*Task material*

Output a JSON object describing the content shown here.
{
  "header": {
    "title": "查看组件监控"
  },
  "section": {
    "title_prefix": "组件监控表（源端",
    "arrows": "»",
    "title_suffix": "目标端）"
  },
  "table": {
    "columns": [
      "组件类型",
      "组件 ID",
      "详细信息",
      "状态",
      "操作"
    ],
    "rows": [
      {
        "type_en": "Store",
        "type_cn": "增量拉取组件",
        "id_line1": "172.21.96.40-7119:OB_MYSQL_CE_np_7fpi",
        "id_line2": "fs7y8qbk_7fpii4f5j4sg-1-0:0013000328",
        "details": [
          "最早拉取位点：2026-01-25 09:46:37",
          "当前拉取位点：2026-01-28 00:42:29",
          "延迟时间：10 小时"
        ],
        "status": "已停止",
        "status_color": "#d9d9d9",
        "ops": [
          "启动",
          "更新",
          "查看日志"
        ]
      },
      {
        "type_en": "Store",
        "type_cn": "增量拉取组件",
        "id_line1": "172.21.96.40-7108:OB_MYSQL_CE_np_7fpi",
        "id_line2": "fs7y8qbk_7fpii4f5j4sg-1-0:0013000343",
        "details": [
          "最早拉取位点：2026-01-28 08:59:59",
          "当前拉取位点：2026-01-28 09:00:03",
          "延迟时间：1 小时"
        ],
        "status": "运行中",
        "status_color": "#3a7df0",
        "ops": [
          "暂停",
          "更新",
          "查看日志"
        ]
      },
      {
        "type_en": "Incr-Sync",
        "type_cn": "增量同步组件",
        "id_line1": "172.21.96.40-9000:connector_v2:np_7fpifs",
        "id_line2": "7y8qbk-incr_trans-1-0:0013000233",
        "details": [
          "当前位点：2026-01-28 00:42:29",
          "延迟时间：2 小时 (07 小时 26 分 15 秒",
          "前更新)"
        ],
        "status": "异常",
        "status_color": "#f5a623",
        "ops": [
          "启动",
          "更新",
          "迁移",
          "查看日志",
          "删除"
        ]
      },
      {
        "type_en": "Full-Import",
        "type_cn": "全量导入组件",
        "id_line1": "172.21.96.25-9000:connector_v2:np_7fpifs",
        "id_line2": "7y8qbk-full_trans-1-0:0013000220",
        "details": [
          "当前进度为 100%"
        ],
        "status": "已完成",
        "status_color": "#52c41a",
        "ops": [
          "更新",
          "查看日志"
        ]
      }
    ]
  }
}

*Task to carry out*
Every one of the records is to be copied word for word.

*Task answer*
Output a JSON object describing the content shown here.
{
  "header": {
    "title": "查看组件监控"
  },
  "section": {
    "title_prefix": "组件监控表（源端",
    "arrows": "»",
    "title_suffix": "目标端）"
  },
  "table": {
    "columns": [
      "组件类型",
      "组件 ID",
      "详细信息",
      "状态",
      "操作"
    ],
    "rows": [
      {
        "type_en": "Store",
        "type_cn": "增量拉取组件",
        "id_line1": "172.21.96.40-7119:OB_MYSQL_CE_np_7fpi",
        "id_line2": "fs7y8qbk_7fpii4f5j4sg-1-0:0013000328",
        "details": [
          "最早拉取位点：2026-01-25 09:46:37",
          "当前拉取位点：2026-01-28 00:42:29",
          "延迟时间：10 小时"
        ],
        "status": "已停止",
        "status_color": "#d9d9d9",
        "ops": [
          "启动",
          "更新",
          "查看日志"
        ]
      },
      {
        "type_en": "Store",
        "type_cn": "增量拉取组件",
        "id_line1": "172.21.96.40-7108:OB_MYSQL_CE_np_7fpi",
        "id_line2": "fs7y8qbk_7fpii4f5j4sg-1-0:0013000343",
        "details": [
          "最早拉取位点：2026-01-28 08:59:59",
          "当前拉取位点：2026-01-28 09:00:03",
          "延迟时间：1 小时"
        ],
        "status": "运行中",
        "status_color": "#3a7df0",
        "ops": [
          "暂停",
          "更新",
          "查看日志"
        ]
      },
      {
        "type_en": "Incr-Sync",
        "type_cn": "增量同步组件",
        "id_line1": "172.21.96.40-9000:connector_v2:np_7fpifs",
        "id_line2": "7y8qbk-incr_trans-1-0:0013000233",
        "details": [
          "当前位点：2026-01-28 00:42:29",
          "延迟时间：2 小时 (07 小时 26 分 15 秒",
          "前更新)"
        ],
        "status": "异常",
        "status_color": "#f5a623",
        "ops": [
          "启动",
          "更新",
          "迁移",
          "查看日志",
          "删除"
        ]
      },
      {
        "type_en": "Full-Import",
        "type_cn": "全量导入组件",
        "id_line1": "172.21.96.25-9000:connector_v2:np_7fpifs",
        "id_line2": "7y8qbk-full_trans-1-0:0013000220",
        "details": [
          "当前进度为 100%"
        ],
        "status": "已完成",
        "status_color": "#52c41a",
        "ops": [
          "更新",
          "查看日志"
        ]
      }
    ]
  }
}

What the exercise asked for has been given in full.